• TASK
The listing that follows should be reproduced exactly, line for line.

*** RECORDS Section Begins ***

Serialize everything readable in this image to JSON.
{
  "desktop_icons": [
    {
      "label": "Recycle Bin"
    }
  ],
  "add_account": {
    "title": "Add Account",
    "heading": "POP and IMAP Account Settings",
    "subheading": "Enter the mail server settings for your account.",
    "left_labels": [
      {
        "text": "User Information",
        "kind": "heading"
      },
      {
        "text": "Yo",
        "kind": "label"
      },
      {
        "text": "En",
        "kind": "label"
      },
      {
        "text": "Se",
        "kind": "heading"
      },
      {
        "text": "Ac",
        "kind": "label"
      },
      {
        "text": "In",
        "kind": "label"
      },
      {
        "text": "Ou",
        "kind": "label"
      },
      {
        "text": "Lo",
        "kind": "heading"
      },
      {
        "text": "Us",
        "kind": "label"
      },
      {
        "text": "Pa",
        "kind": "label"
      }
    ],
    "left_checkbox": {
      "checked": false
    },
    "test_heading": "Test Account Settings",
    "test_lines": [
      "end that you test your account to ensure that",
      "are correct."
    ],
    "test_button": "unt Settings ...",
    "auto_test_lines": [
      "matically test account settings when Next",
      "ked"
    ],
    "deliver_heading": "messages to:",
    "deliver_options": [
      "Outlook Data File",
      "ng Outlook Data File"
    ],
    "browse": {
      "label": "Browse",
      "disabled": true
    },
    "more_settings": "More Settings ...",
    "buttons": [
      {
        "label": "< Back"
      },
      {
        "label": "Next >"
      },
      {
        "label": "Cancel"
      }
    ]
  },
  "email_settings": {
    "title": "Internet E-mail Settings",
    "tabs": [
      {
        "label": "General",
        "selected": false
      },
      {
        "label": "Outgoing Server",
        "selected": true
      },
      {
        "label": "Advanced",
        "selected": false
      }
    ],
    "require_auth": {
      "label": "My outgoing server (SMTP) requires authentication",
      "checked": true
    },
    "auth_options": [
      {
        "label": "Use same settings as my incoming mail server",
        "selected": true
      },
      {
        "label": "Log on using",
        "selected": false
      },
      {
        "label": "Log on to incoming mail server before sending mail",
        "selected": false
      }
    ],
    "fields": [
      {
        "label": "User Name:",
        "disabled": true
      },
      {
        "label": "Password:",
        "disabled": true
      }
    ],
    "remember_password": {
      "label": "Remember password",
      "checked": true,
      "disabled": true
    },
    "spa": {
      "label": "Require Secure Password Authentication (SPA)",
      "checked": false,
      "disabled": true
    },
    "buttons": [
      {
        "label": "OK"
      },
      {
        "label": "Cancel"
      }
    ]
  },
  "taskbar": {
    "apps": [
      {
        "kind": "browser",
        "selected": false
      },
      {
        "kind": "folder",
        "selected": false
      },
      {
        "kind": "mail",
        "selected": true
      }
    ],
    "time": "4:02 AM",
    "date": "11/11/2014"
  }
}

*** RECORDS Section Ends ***

• RESULT FOR THIS TASK
Serialize everything readable in this image to JSON.
{
  "desktop_icons": [
    {
      "label": "Recycle Bin"
    }
  ],
  "add_account": {
    "title": "Add Account",
    "heading": "POP and IMAP Account Settings",
    "subheading": "Enter the mail server settings for your account.",
    "left_labels": [
      {
        "text": "User Information",
        "kind": "heading"
      },
      {
        "text": "Yo",
        "kind": "label"
      },
      {
        "text": "En",
        "kind": "label"
      },
      {
        "text": "Se",
        "kind": "heading"
      },
      {
        "text": "Ac",
        "kind": "label"
      },
      {
        "text": "In",
        "kind": "label"
      },
      {
        "text": "Ou",
        "kind": "label"
      },
      {
        "text": "Lo",
        "kind": "heading"
      },
      {
        "text": "Us",
        "kind": "label"
      },
      {
        "text": "Pa",
        "kind": "label"
      }
    ],
    "left_checkbox": {
      "checked": false
    },
    "test_heading": "Test Account Settings",
    "test_lines": [
      "end that you test your account to ensure that",
      "are correct."
    ],
    "test_button": "unt Settings ...",
    "auto_test_lines": [
      "matically test account settings when Next",
      "ked"
    ],
    "deliver_heading": "messages to:",
    "deliver_options": [
      "Outlook Data File",
      "ng Outlook Data File"
    ],
    "browse": {
      "label": "Browse",
      "disabled": true
    },
    "more_settings": "More Settings ...",
    "buttons": [
      {
        "label": "< Back"
      },
      {
        "label": "Next >"
      },
      {
        "label": "Cancel"
      }
    ]
  },
  "email_settings": {
    "title": "Internet E-mail Settings",
    "tabs": [
      {
        "label": "General",
        "selected": false
      },
      {
        "label": "Outgoing Server",
        "selected": true
      },
      {
        "label": "Advanced",
        "selected": false
      }
    ],
    "require_auth": {
      "label": "My outgoing server (SMTP) requires authentication",
      "checked": true
    },
    "auth_options": [
      {
        "label": "Use same settings as my incoming mail server",
        "selected": true
      },
      {
        "label": "Log on using",
        "selected": false
      },
      {
        "label": "Log on to incoming mail server before sending mail",
        "selected": false
      }
    ],
    "fields": [
      {
        "label": "User Name:",
        "disabled": true
      },
      {
        "label": "Password:",
        "disabled": true
      }
    ],
    "remember_password": {
      "label": "Remember password",
      "checked": true,
      "disabled": true
    },
    "spa": {
      "label": "Require Secure Password Authentication (SPA)",
      "checked": false,
      "disabled": true
    },
    "buttons": [
      {
        "label": "OK"
      },
      {
        "label": "Cancel"
      }
    ]
  },
  "taskbar": {
    "apps": [
      {
        "kind": "browser",
        "selected": false
      },
      {
        "kind": "folder",
        "selected": false
      },
      {
        "kind": "mail",
        "selected": true
      }
    ],
    "time": "4:02 AM",
    "date": "11/11/2014"
  }
}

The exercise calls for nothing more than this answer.